|Passive transport||Type of transport that does not require energy to occur|
|Osmosis||The net movement of water across a semipermeable membrane from an area of lower solute concentration to an area of higher solute concentration|
|Tonicity||The ability of an extracellular solution to make water move into or out of a cell by osmosis|
Osmosis is a passive transport process during which water moves from areas where solutes are less concentrated to areas where they are more concentrated.
Tonicity and cells
|Tonicity of solution||Solute concentration||Water moves...|
|Hypertonic||Higher solute in solution than in cell||Out of the cell|

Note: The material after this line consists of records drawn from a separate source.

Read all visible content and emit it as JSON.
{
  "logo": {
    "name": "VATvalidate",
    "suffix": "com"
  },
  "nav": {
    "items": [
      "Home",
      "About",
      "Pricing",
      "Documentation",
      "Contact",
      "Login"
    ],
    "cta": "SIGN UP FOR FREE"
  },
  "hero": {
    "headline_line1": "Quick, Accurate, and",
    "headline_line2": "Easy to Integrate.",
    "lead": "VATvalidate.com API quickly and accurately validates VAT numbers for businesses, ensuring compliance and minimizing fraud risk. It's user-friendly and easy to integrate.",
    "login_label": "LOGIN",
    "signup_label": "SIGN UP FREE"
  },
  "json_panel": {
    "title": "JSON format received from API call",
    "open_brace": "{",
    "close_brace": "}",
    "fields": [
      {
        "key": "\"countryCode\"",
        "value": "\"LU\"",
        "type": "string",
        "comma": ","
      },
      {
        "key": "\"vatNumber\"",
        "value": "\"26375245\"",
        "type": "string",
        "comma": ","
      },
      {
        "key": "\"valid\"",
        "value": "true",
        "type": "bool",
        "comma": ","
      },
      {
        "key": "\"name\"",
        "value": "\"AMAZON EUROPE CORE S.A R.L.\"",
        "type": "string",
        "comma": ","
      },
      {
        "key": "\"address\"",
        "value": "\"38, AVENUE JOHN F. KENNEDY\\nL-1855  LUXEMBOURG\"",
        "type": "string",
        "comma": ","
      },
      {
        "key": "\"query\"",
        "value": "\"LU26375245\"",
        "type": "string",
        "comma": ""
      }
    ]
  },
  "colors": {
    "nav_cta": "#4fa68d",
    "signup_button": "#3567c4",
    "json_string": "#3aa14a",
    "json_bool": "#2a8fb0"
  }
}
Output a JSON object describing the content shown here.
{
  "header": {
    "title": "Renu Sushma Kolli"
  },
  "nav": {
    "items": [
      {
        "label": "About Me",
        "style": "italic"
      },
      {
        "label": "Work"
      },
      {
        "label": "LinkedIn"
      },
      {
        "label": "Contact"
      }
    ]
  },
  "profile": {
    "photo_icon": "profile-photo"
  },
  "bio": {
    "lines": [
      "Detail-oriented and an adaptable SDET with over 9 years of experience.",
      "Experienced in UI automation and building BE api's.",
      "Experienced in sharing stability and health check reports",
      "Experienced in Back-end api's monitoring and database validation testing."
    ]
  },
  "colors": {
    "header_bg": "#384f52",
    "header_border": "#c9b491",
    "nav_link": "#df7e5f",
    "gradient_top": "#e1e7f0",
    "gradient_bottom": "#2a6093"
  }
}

|Isotonic||Equal amounts of solute in cell and solution||Into and out of cell at the same time|
|Hypotonic||Lower solute in solution than in cell||Into the cell|
Często spotykane błędy i nieporozumienia
- In osmosis, water moves from areas of low concentration of solute to areas of high concentration of solute. But wait! Didn’t we say that osmosis is a passive process? It is! Water does still follow its concentration gradient, so it might be easier to think that water moves from where the concentration of water is high to where the concentration of water is low rather than thinking about solute concentration.
- Hypertonic and hypotonic are not the same. If a cell is put into a hypertonic solution, water will leave the cell. A quick tip to remembering this is to visualize “hyper” kids who want to go play outside! In contrast, when a cell is put into a hypotonic solution, water will enter the cell. Another trick to remembering this is that the cell swells and gets round like the “o” in hypo!